» **WHAT THIS TASK INVOLVES**: In the records below, which lines include "selected"? Copy them.

(Dataset rows describing interfaces)
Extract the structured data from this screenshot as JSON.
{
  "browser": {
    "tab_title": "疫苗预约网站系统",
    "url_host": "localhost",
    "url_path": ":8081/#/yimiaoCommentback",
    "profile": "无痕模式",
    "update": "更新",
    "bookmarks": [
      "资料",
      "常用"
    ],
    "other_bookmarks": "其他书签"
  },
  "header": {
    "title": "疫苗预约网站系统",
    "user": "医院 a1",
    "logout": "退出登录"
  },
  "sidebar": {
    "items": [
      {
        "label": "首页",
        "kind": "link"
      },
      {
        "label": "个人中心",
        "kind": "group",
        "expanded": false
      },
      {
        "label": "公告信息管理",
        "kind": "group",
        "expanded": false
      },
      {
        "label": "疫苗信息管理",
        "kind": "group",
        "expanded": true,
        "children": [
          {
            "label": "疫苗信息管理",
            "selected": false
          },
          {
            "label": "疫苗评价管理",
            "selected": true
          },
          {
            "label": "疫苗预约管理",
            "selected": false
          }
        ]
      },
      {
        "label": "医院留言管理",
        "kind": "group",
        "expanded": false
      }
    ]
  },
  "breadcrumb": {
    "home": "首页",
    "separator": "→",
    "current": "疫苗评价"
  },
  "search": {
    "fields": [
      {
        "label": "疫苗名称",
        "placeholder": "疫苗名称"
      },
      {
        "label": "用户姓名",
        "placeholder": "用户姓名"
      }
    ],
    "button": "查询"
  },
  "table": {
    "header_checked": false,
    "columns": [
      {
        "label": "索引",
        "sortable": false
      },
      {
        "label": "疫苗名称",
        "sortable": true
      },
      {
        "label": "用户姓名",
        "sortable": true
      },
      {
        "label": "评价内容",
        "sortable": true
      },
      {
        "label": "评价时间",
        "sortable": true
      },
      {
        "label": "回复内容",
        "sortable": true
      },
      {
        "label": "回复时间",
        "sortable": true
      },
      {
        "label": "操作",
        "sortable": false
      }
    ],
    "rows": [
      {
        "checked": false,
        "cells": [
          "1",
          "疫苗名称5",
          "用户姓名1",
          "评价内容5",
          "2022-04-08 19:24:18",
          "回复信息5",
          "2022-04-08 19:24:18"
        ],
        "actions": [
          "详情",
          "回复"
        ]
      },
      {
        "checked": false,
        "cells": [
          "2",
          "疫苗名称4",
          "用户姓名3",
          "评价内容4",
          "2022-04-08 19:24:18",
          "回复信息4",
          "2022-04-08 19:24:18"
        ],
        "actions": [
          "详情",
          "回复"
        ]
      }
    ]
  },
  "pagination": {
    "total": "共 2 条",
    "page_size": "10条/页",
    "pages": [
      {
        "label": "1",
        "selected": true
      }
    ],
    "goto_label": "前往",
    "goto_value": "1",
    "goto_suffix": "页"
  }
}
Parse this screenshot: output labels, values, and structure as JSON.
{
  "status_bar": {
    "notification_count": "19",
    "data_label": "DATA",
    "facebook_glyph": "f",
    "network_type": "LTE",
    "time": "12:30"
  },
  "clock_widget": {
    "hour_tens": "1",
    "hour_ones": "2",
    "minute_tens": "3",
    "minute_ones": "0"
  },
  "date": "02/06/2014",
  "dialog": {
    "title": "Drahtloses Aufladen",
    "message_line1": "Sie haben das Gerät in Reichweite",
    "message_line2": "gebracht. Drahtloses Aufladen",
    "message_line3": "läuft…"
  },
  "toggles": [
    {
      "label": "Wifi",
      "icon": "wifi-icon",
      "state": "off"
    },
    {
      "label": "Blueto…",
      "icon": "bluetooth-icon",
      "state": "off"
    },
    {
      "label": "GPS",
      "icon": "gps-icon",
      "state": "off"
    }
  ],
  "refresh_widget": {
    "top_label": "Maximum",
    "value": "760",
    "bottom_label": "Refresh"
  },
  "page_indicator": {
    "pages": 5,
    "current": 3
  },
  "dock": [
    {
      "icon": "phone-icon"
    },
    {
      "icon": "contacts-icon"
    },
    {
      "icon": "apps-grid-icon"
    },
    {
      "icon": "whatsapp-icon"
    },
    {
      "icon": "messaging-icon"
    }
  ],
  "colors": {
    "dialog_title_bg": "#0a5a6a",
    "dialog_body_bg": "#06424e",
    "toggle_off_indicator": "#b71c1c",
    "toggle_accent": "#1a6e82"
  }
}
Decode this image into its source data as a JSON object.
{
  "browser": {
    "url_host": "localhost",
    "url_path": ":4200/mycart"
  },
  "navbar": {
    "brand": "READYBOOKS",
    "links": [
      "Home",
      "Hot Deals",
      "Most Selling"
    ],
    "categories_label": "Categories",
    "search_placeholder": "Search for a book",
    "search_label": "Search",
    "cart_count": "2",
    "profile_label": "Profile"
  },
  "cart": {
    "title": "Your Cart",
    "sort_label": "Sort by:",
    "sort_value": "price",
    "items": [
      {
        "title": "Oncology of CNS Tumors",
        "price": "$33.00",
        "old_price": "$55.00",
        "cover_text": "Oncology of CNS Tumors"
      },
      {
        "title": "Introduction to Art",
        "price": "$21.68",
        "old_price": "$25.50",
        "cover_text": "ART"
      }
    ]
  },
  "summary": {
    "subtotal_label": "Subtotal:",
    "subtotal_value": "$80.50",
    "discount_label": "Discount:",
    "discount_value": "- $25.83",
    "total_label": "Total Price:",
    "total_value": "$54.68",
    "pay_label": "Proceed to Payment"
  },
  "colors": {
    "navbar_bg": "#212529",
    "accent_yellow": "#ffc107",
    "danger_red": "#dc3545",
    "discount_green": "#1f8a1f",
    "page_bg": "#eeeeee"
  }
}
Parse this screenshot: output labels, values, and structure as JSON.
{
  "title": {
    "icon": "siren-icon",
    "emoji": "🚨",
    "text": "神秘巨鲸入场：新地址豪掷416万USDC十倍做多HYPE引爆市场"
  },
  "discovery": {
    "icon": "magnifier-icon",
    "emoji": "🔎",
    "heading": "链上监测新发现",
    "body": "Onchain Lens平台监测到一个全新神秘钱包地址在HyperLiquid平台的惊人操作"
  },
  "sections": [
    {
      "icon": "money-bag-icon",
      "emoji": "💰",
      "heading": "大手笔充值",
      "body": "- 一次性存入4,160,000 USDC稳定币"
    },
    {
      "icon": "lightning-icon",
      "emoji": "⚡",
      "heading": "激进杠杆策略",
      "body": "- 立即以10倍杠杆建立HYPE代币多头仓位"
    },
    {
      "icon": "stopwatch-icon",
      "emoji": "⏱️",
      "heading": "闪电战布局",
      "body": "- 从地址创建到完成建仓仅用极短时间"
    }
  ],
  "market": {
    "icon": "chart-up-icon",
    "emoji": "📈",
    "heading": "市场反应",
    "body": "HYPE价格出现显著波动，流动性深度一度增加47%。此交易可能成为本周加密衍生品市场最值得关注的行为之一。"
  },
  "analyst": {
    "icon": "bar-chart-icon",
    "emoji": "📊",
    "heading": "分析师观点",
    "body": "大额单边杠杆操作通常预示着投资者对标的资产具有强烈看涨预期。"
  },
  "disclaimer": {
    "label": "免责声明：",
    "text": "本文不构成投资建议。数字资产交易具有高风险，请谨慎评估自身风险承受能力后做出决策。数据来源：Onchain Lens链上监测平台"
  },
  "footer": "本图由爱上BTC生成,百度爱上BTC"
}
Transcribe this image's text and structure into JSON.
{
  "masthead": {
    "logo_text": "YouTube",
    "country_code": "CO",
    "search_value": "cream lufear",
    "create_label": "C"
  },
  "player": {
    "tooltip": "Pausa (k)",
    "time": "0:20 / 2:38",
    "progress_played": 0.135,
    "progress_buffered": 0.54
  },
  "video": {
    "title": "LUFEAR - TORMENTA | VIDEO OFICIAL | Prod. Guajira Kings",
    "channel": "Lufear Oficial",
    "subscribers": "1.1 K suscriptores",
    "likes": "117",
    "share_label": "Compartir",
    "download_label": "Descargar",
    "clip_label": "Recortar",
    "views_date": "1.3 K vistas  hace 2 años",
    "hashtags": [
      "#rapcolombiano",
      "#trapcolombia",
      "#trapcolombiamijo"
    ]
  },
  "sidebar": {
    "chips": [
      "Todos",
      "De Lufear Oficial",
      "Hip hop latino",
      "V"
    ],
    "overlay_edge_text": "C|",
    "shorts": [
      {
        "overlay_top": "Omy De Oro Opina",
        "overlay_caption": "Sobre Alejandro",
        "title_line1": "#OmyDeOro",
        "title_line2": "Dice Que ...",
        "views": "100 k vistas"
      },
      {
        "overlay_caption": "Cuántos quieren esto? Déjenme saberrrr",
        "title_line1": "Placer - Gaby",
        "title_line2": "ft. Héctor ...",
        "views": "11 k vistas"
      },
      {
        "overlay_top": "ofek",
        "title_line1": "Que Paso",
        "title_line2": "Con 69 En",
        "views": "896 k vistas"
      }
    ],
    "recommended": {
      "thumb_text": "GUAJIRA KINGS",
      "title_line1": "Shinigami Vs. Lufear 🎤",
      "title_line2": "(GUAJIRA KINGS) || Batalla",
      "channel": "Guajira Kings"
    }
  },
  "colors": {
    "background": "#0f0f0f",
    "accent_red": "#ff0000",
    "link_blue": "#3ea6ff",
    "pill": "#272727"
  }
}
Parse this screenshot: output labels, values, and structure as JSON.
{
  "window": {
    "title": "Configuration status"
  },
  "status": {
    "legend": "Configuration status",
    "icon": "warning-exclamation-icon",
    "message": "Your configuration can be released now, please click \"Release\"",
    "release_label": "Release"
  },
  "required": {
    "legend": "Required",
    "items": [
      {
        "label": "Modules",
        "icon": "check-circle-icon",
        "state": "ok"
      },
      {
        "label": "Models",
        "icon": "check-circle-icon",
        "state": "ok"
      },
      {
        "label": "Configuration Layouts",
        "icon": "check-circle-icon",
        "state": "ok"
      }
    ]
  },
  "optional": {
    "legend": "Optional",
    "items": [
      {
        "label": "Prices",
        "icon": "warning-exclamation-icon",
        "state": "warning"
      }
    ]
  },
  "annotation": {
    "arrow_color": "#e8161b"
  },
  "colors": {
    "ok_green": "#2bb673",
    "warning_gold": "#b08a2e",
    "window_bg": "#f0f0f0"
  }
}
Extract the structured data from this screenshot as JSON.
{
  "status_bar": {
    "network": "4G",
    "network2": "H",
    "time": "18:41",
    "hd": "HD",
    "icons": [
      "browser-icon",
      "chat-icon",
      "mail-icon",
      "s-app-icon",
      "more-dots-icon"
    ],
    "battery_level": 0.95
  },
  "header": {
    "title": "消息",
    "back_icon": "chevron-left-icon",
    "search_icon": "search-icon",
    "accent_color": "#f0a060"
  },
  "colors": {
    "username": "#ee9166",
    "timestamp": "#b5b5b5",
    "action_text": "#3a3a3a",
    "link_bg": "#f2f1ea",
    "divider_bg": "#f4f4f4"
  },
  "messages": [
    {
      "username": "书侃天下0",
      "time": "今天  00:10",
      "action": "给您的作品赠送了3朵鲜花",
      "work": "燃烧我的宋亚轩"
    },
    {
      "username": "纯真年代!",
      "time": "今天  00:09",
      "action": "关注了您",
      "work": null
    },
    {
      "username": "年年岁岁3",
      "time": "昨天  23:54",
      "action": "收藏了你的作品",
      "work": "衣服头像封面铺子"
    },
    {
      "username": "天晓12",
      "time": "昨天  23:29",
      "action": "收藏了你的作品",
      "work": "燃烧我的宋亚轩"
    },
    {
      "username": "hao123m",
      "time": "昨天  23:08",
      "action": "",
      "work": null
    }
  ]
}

» **OUTPUT BELOW**:
            "selected": false
            "selected": true
            "selected": false
        "selected": true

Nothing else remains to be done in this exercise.